A conversation between Nakako Hayashi and Dominique Gonzalez-Foerster
“To become more transparent, to reduce the elements and to go in the direction of doing things slowly. To have more moments when nothing is happening”
Nakako Hayashi : When you were an arts student in France, was it true that, although the other students all seemed focused on New York, you alone kept wanting to go to Japan?
Dominique Gonzalez-Foerster : Brazil and Japan; I am attracted to the two ends of the earth.
“The influences I had in Japan are so profound I cannot describe them in words”
NH: How does Japan appear in your eyes?
DGF: Japan is very special and it’s still very Japanese. The warm humidity that embraces the traveler, with its small places and rooms. There are some totally unique smells and fragrances. The amount of detail in graphics, objects, architecture, food, the landscape; it’s incredibly stimulating; you can zoom into things in many ways and there is always something to look at; a meaningful detail, like an unspoken text that continues on and on.
“There is a kind of comfort, of feeling at ease, of gentleness that is very Japanese, but I also like it as a place where I can’t read anything, don’t understand many things, feel isolated in a calming way”

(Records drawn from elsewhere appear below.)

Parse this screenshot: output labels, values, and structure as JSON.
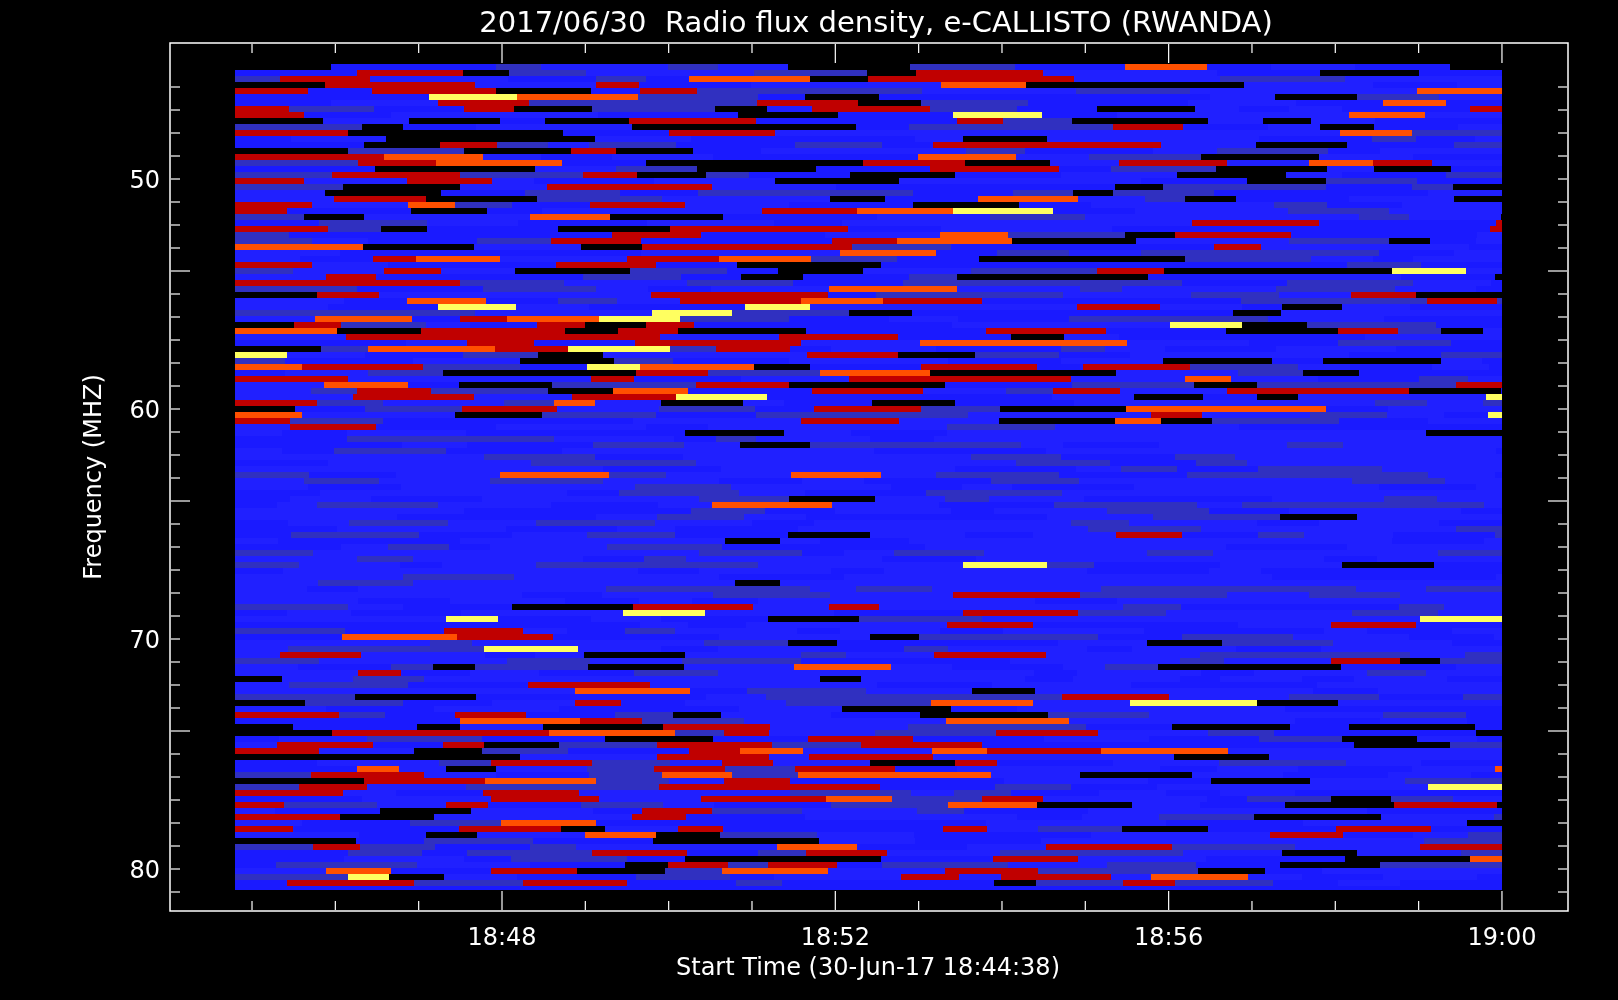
{
  "title": "2017/06/30  Radio flux density, e-CALLISTO (RWANDA)",
  "ylabel": "Frequency (MHZ)",
  "yticks": [
    "50",
    "60",
    "70",
    "80"
  ],
  "xticks": [
    "18:48",
    "18:52",
    "18:56",
    "19:00"
  ],
  "xlabel": "Start Time (30-Jun-17 18:44:38)"
}
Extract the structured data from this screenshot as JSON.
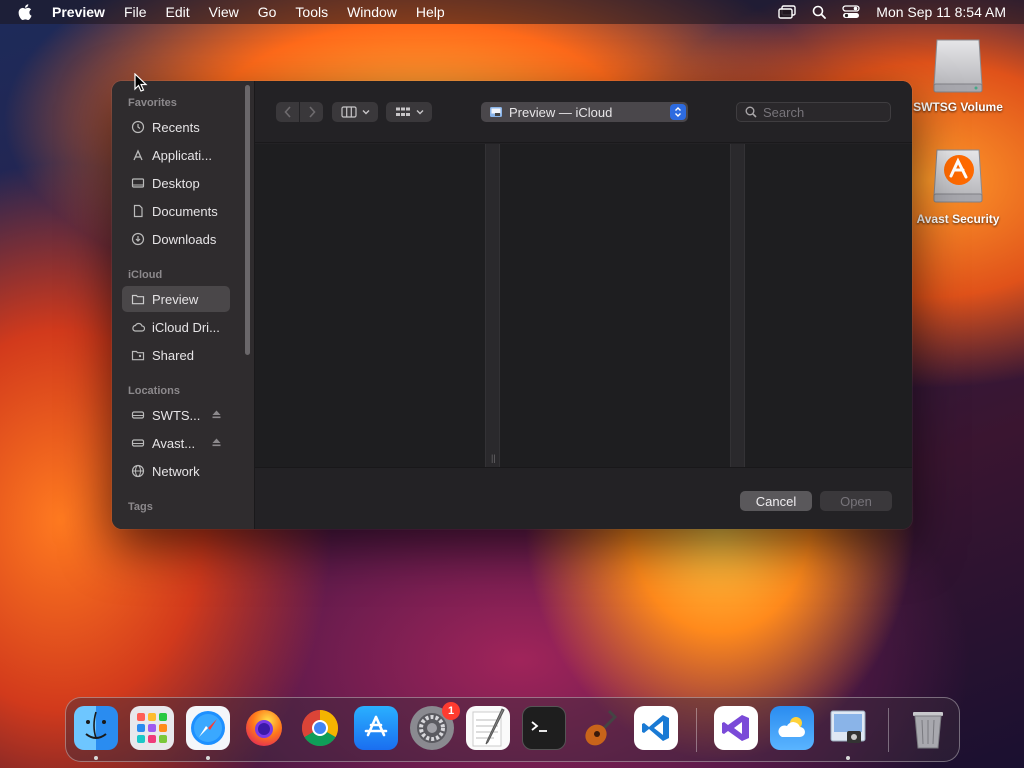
{
  "menubar": {
    "app_name": "Preview",
    "menus": [
      "File",
      "Edit",
      "View",
      "Go",
      "Tools",
      "Window",
      "Help"
    ],
    "clock": "Mon Sep 11  8:54 AM",
    "status_icons": [
      "screen-mirroring-icon",
      "spotlight-icon",
      "control-center-icon"
    ]
  },
  "desktop_icons": [
    {
      "label": "SWTSG Volume",
      "icon": "external-drive-icon"
    },
    {
      "label": "Avast Security",
      "icon": "avast-drive-icon"
    }
  ],
  "dialog": {
    "sidebar": {
      "sections": [
        {
          "title": "Favorites",
          "items": [
            {
              "label": "Recents",
              "icon": "clock-icon"
            },
            {
              "label": "Applicati...",
              "icon": "applications-icon"
            },
            {
              "label": "Desktop",
              "icon": "desktop-icon"
            },
            {
              "label": "Documents",
              "icon": "document-icon"
            },
            {
              "label": "Downloads",
              "icon": "download-icon"
            }
          ]
        },
        {
          "title": "iCloud",
          "items": [
            {
              "label": "Preview",
              "icon": "folder-icon",
              "selected": true
            },
            {
              "label": "iCloud Dri...",
              "icon": "cloud-icon"
            },
            {
              "label": "Shared",
              "icon": "shared-folder-icon"
            }
          ]
        },
        {
          "title": "Locations",
          "items": [
            {
              "label": "SWTS...",
              "icon": "drive-icon",
              "eject": true
            },
            {
              "label": "Avast...",
              "icon": "drive-icon",
              "eject": true
            },
            {
              "label": "Network",
              "icon": "globe-icon"
            }
          ]
        },
        {
          "title": "Tags",
          "items": []
        }
      ]
    },
    "toolbar": {
      "location": "Preview — iCloud",
      "search_placeholder": "Search"
    },
    "footer": {
      "cancel_label": "Cancel",
      "open_label": "Open"
    }
  },
  "dock": {
    "apps": [
      {
        "name": "Finder",
        "running": true
      },
      {
        "name": "Launchpad",
        "running": false
      },
      {
        "name": "Safari",
        "running": true
      },
      {
        "name": "Firefox",
        "running": false
      },
      {
        "name": "Chrome",
        "running": false
      },
      {
        "name": "App Store",
        "running": false
      },
      {
        "name": "System Settings",
        "running": false,
        "badge": "1"
      },
      {
        "name": "TextEdit",
        "running": false
      },
      {
        "name": "Terminal",
        "running": false
      },
      {
        "name": "GarageBand",
        "running": false
      },
      {
        "name": "Visual Studio Code",
        "running": false
      },
      {
        "name": "Visual Studio",
        "running": false
      },
      {
        "name": "Weather",
        "running": false
      },
      {
        "name": "Preview",
        "running": true
      },
      {
        "name": "Trash",
        "running": false
      }
    ]
  }
}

NH: Is your artwork born from your traveling?
DGF: It’s not as simple as that. That might be too obvious. My art is born from rooms, spatial experiences, meeting friends in Paris, the books I read and the films I see, and, in the same way, it can be said that travel has another impact as well. For me, the importance of travel lies in the discovery of new cities, new deserts, new places. Discovering lives, finding information, encountering differences… There are many ways to do this. Travel includes the experience of time and space, language and architecture. Its engagement on so many levels makes it so important for me: walking, eating, seeing, taking risks, trying to understand things, getting lost, recording…